African marigolds are fast growing leafy plants that produce golden flora tops. Leaves rather resemble ferns in coloring and similar growth patterns. In addition to the powerful aroma given off by African marigold flowers, strong scents often emanate from leaves as well. Plant range is wide extending from the smaller twelve inchers to gigantic four footers.
African marigold flower colors range from light yellow to orange. Of course, some African marigold plants produce gold flora – hence the name Marigold. At the same time, however some African marigold flora is maroon. Flower blooming period can last from the beginning of summer all the way until initial frost. Hotter climates, such as deserts, may experience shorter blooming periods – from autumn till frost.
African marigolds make great cut flowers that last a long time in vases of water. Growing tips are listed below.
- African marigolds love full sun but may prosper in part sun as well.
- African marigolds sow easily from seeds when planted in warm soil. Gardeners may expect sprouts to appear in only a few days. All the same, however, gardeners seeking faster starts should sow seeds in flats or boxes prior to planting season.
- Whether sowing seeds, transplanting store bought plants, or transplanting plants grown in flats or boxes, prepare soil by loosening and adding compost or mulch. Although African marigolds do not act too fussy about soil consistencies, all plants prosper better under healthy soil conditions.
- Set plant bases so that they mesh with the surface of garden soil and space about six inches apart. When planting taller plants, hole depths may be increased to strengthen plant stems as explained below.
- Water plants frequently especially when freshly planted and on hot summer days.
- African marigold flower-lets—as is the case with marigolds in general—tend to hold excess water when rained on, sprinkled, or sprayed with hoses. The excess water causes the heavy heads to droop which results in bending the stems. Whenever possible, growers should avoid wetting the flower heads to prevent stems from bending and possibly breaking. This concern usually only applies to taller growing African marigold plants, however, thus gardeners growing lower height plants should not be alarmed.

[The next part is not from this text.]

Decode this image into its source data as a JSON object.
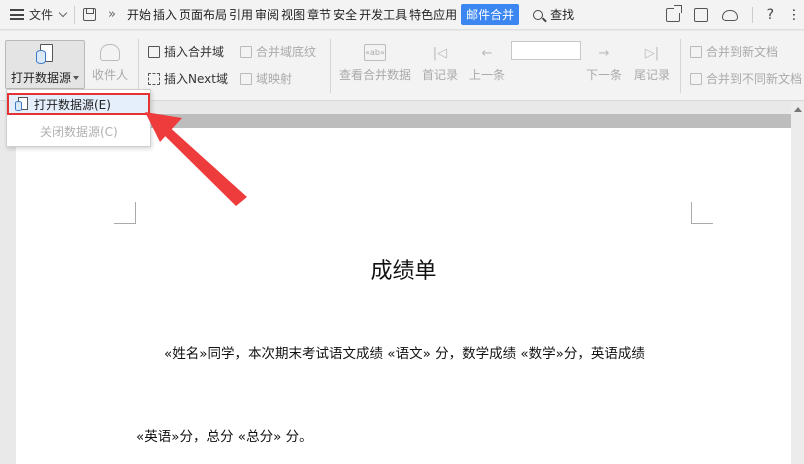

- Support taller African marigolds by removing one to three inches of lower leaves and embedding plants an equal distance below ground surface. Supporting tall African marigolds using this method often removes the need for staking the plants. Gardeners preferring to stake plants to support them should feel free to do so.
- After plants are set the most gardeners should do in the way of caring for African Marigolds is—
(1) Spread mulch around plant bases to minimize water loss
(2) Promote extended blooming period by removing spent blossoms
(3) Remove weeds that find their way through added mulch
Once African marigolds are set, gardeners can sit back and watch their flowers bloom. Since African marigolds tend to grow several flower heads on each stem, a well-planted garden should produce flowers aplenty.